Just over 10 years ago, Airbnb came on the scene and quickly disrupted the traditional hospitality industry. Through thrifty rates, unique locations, and authentic venues, Airbnb has given travelers something more than the average vacation experience. Even though entertainment moguls like Louise Gund can set up events and activities to keep the most adventurous traveler busy, at the end of the day, travelers want comfort and convenience at an affordable rate for their downtime and leisure.
The Airbnb Attraction
Large, corporate hotel chains and the hospitality industry are watching thousands of customers turn to Airbnb locations for overnight trips, weekend stays, or last-minute lodgings. Because the Airbnb service isn’t as regulated as corporate structure, rates are more attractive and can be flexible based on the property host. Everything is usually done digitally, with many locations letting guests check themselves into the room or house with a keylock code. These tiny adjustments have made the Airbnb service a more natural-feeling vacation or business stay.
The Airbnb Availability
Not only do customers enjoy interacting and connecting to properties digitally, but the fact that there is often more availability in prime locations during travel also makes these rentals an attractive choice. During peak vacation seasons, cities like San Francisco, New York, Miami, and Los Angeles experience significant leaps in hotel rates and very limited availability. Airbnb locations offer options that hadn’t existed before, whether you are looking for just a room or a whole house. The downside for Airbnb renters is that there are some cities with very limited services since the demand is so low. Holiday seasons, sports tournaments, summer holidays, and things like college graduation can put a demand on the hospitality industry, and the void that has been left by “no vacancy” signs has been filled with personal rental alternatives.

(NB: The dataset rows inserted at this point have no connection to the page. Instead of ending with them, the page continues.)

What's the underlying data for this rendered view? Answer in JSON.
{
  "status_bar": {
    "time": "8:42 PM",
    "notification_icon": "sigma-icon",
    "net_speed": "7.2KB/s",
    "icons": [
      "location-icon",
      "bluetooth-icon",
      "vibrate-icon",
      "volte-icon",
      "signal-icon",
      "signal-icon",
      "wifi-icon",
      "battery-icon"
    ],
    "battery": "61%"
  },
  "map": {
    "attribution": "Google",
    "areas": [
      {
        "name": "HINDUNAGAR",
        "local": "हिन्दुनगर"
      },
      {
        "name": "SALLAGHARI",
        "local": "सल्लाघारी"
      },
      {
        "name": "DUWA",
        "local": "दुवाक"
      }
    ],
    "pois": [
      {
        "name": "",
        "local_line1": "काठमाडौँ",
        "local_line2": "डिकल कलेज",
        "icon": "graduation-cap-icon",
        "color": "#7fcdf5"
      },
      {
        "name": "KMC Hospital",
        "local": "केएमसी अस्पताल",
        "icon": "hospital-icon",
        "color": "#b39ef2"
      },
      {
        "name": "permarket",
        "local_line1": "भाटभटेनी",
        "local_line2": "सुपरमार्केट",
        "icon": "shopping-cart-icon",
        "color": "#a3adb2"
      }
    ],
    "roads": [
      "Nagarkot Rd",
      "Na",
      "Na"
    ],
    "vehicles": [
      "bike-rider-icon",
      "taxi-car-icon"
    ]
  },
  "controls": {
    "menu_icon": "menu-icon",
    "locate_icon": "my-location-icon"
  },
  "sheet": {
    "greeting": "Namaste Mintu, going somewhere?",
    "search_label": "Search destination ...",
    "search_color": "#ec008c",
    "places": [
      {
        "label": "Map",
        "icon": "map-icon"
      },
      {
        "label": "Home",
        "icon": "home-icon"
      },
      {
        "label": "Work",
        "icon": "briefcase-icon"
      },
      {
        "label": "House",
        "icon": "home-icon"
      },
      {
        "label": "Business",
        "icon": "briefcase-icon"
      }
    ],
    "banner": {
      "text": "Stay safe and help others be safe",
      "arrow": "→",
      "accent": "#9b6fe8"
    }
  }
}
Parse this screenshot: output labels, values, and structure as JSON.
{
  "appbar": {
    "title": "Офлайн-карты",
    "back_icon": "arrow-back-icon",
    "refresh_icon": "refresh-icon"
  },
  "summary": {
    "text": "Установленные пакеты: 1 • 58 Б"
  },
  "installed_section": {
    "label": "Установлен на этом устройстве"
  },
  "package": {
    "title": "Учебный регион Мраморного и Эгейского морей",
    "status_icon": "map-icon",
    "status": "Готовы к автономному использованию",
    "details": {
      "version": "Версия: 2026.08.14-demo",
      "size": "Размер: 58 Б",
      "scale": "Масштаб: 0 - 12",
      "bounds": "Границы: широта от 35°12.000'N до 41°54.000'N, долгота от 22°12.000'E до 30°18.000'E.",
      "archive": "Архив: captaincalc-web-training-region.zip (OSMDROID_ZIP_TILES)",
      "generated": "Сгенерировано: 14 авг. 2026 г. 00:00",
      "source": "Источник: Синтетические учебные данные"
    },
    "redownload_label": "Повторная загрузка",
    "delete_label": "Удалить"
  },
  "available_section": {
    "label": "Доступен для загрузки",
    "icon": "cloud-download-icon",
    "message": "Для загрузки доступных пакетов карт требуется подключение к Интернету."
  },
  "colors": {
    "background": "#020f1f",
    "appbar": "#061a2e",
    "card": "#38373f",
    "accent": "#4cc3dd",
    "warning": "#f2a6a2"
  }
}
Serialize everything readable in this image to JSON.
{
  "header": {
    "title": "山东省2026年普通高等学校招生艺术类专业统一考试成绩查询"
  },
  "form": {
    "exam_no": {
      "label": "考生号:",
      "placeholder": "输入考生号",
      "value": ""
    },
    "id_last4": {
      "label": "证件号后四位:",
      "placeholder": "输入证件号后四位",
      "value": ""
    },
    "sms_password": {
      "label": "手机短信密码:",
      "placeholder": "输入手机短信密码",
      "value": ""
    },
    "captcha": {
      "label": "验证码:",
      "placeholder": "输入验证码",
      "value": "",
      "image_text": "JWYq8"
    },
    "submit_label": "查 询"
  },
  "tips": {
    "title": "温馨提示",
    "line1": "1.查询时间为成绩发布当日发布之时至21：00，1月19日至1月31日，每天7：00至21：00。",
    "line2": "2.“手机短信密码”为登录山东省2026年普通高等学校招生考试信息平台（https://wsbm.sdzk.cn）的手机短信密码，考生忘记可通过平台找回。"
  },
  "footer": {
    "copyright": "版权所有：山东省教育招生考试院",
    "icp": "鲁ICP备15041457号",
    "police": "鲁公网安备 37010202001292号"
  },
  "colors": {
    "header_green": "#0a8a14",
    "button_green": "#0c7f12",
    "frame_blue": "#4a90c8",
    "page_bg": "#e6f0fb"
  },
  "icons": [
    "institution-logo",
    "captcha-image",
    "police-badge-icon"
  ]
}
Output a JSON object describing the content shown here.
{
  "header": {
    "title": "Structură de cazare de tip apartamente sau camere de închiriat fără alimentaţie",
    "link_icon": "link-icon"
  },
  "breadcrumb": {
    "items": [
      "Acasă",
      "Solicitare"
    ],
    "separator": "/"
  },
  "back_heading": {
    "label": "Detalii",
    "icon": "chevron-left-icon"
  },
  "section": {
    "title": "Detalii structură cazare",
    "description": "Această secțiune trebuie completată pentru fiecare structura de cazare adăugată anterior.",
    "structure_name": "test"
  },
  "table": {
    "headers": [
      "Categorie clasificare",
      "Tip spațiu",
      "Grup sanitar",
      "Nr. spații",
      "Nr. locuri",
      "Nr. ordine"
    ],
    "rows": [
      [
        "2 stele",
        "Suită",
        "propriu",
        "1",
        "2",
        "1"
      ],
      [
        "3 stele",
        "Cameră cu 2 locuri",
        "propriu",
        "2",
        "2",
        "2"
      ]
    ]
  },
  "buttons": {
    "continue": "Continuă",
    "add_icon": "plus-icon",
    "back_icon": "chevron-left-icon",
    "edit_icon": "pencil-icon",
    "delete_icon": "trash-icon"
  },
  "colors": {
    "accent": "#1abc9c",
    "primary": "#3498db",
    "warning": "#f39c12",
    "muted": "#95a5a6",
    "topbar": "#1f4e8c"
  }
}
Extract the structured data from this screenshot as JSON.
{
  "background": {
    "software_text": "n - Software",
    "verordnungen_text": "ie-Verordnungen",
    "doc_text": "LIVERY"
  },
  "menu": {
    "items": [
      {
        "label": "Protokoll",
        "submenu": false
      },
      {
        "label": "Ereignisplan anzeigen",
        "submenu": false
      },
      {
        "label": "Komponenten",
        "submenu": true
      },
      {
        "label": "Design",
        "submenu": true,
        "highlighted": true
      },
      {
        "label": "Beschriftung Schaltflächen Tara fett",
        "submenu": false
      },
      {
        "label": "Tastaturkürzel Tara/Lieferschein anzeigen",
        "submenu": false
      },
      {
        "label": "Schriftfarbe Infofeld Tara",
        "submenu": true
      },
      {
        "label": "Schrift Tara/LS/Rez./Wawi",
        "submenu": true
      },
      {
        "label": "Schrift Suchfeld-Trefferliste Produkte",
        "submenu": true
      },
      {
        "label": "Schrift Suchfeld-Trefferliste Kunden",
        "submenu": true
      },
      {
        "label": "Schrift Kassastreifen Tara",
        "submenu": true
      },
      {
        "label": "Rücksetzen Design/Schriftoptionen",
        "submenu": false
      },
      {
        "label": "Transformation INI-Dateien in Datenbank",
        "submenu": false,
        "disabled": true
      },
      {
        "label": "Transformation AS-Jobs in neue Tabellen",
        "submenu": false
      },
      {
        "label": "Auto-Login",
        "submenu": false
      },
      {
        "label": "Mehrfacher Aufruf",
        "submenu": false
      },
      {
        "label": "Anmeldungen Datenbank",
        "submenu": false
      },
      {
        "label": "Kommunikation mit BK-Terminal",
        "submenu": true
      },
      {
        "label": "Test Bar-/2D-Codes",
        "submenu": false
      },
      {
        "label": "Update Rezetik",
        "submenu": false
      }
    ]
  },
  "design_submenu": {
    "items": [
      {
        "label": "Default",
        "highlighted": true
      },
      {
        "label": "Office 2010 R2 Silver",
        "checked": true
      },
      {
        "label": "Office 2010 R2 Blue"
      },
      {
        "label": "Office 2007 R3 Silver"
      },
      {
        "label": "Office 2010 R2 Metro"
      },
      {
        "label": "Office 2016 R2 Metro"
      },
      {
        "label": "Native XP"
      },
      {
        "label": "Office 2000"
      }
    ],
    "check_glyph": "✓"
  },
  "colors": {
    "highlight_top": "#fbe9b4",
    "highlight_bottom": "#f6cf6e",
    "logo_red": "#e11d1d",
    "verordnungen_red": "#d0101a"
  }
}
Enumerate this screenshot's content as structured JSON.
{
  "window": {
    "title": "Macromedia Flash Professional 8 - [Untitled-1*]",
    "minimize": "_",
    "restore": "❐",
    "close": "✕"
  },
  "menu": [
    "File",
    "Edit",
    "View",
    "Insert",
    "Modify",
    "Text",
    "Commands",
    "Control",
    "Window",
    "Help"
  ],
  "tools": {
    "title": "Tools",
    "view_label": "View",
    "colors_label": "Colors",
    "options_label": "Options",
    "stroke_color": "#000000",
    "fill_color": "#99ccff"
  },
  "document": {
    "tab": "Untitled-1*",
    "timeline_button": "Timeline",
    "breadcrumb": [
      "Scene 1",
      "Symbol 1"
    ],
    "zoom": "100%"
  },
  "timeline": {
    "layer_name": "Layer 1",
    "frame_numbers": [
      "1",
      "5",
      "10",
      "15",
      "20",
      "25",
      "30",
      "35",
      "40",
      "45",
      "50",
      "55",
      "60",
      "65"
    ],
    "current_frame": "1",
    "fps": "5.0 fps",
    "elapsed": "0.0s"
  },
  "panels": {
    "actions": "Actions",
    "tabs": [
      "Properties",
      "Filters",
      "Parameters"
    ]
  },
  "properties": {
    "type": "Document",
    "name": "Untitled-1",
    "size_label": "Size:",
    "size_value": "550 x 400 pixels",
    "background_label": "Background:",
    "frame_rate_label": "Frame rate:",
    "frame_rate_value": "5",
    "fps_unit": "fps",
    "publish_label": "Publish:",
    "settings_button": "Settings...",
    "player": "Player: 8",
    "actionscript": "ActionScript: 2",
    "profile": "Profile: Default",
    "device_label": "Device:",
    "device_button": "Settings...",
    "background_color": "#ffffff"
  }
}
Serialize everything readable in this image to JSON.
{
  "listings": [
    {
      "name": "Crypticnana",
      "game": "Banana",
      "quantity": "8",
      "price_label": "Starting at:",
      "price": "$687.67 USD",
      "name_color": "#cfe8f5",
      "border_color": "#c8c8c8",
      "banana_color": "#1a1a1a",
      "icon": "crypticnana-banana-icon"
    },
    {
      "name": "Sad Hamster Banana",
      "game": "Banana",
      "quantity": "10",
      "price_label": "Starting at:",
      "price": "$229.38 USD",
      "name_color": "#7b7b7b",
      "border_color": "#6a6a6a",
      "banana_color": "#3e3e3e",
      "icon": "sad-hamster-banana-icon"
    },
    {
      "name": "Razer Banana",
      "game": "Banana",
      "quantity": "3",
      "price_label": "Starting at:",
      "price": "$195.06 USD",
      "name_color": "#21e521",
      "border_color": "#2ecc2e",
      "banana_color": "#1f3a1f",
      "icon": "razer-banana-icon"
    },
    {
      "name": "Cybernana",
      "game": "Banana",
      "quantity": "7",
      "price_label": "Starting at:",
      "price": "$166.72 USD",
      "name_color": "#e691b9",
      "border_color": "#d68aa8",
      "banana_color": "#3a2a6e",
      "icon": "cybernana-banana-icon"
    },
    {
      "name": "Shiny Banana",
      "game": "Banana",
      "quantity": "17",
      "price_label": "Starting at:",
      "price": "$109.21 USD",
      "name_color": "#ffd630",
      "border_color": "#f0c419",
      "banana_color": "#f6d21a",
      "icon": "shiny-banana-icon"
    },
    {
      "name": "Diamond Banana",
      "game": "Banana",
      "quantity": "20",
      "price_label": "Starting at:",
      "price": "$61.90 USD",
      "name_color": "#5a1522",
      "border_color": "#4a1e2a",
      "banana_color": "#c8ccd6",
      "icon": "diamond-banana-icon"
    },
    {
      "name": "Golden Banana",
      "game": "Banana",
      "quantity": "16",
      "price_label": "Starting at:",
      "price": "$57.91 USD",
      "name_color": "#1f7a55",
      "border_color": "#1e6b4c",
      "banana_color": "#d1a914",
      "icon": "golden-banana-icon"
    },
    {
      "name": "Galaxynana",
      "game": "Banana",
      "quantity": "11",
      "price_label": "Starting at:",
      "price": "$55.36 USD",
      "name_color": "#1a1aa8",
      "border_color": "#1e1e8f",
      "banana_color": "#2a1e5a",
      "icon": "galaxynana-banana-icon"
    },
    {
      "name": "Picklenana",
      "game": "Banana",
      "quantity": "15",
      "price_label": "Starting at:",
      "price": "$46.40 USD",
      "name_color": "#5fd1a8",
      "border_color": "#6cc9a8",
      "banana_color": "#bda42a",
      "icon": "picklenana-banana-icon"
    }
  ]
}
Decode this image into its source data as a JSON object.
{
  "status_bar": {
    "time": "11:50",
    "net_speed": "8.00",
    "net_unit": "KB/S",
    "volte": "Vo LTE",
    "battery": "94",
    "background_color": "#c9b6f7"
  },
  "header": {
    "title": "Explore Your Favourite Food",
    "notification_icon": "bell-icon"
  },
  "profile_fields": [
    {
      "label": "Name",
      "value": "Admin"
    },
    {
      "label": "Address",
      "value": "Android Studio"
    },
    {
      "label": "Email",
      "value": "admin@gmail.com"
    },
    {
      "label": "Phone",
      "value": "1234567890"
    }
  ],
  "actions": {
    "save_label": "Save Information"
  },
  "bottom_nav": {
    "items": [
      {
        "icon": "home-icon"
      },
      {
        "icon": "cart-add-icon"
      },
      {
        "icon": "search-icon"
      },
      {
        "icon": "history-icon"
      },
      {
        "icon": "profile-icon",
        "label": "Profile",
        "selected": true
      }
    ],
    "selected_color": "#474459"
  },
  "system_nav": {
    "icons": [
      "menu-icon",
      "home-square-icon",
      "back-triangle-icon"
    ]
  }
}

The Airbnb Competition
For the hospitality industry, Airbnb services are a driving force for change. National and corporate hotel brands need to recognize the long-term problem that alternative rental options present. There is a need for balance with new locations and new rooms yet without overshooting the demand. If they don’t have enough rooms, then Airbnb properties will certainly cut into the profit margins. To address the more homey feeling that consumers are looking for, many hotel chains are redesigning their rooms to include kitchens and modern furnishing. Hotels across different regions, such as Boston and Miami, are adjusting their locations to cater to millennials travelers and provide a non-manufactured experience. Millennial travelers like to be a part of the action and feel the uniqueness that sets a community or space apart from the rest. This authentic experience is what Airbnb locations do best. The competition needs to find a way to reflect the neighborhood and community in order to gain back a foothold in the hospitality industry.
Both Airbnb and corporate hotel chains have realized the importance of selling an experience, rather than selling a product, though it is fair to say that Airbnb has done it best up until this point. It would seem that private rental services are the wave of the future for the hospitality industry, but don’t count out the corporate chains just yet.